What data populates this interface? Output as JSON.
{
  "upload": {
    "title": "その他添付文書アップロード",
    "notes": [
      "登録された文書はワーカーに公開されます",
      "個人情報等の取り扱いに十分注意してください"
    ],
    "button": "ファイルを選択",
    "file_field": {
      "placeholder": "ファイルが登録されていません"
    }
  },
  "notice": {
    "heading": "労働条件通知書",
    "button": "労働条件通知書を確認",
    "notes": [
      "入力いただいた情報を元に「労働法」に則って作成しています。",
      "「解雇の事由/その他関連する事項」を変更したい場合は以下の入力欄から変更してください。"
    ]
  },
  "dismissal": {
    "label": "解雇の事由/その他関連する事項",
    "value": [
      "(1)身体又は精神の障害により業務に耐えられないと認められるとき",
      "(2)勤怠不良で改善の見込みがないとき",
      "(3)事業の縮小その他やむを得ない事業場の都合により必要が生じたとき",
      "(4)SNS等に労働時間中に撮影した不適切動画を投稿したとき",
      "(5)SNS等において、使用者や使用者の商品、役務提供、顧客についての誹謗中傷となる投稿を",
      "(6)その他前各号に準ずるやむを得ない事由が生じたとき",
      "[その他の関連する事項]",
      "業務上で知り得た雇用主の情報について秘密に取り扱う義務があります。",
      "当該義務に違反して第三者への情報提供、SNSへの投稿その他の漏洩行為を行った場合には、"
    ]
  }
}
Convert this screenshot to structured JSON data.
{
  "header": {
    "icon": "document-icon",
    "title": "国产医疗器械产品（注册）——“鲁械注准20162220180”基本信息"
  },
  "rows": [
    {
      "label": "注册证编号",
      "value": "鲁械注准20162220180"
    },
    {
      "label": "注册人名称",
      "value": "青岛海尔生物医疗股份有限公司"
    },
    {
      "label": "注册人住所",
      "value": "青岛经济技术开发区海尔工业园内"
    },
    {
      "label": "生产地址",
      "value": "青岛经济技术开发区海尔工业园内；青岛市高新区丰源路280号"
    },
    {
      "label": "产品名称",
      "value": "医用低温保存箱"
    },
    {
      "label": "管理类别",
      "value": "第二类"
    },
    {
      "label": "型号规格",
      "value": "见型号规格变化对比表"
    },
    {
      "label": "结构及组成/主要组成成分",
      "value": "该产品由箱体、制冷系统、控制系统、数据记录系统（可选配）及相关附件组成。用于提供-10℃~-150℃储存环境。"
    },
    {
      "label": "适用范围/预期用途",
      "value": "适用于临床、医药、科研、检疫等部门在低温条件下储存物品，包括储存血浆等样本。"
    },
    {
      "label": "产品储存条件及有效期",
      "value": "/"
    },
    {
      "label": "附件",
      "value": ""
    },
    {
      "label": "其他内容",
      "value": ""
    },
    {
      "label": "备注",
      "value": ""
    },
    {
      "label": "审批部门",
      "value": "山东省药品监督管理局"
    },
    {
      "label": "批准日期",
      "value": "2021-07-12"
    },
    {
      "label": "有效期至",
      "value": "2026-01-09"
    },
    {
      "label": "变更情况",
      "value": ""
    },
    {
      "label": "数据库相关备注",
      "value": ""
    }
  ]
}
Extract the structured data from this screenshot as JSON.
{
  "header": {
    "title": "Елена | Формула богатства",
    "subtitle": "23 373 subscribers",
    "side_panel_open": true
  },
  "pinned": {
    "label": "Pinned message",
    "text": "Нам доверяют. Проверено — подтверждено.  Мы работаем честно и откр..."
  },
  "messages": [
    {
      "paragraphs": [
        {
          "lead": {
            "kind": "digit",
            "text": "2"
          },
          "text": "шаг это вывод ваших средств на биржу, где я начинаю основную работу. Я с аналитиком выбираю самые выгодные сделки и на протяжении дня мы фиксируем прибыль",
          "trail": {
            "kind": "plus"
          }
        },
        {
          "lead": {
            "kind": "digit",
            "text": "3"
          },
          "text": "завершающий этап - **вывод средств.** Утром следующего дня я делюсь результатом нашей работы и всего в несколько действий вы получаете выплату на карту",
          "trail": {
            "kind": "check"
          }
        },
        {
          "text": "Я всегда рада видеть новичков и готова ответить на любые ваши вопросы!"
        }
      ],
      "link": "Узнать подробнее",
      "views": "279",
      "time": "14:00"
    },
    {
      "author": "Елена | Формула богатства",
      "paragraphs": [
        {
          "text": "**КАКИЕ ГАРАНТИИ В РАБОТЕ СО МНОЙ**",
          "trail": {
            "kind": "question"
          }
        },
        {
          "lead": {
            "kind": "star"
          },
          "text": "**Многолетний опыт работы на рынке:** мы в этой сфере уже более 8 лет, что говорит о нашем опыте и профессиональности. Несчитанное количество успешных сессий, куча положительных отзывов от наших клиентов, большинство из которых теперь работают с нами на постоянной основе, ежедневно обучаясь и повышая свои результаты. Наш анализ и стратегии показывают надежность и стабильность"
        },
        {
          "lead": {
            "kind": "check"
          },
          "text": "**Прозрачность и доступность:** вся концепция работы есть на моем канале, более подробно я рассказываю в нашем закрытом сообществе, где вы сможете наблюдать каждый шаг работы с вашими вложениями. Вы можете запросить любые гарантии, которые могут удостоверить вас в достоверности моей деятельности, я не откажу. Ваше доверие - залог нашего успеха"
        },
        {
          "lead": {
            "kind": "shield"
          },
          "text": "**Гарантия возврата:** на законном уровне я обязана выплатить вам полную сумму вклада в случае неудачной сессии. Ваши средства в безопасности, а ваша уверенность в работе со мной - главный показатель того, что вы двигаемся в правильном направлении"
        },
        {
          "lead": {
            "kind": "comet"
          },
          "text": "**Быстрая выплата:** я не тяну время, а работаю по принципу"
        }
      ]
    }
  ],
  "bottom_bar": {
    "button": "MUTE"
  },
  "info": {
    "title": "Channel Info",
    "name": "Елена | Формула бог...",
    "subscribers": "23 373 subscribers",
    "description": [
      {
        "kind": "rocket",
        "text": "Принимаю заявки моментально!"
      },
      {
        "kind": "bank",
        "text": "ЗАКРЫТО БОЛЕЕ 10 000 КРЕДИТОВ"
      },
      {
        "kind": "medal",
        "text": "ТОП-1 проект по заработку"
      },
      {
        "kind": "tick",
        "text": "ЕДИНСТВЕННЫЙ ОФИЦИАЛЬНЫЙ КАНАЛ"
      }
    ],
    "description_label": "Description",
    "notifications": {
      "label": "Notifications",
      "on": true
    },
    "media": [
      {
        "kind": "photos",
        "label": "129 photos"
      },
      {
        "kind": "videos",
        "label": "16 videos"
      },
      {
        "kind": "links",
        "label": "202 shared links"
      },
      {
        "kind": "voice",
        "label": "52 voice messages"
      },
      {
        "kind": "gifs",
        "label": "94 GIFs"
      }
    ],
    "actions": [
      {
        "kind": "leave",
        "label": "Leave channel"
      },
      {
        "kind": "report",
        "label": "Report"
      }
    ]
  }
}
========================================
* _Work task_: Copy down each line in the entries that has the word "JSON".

* _Solution for this exercise_:
What data populates this interface? Output as JSON.
Convert this screenshot to structured JSON data.
Extract the structured data from this screenshot as JSON.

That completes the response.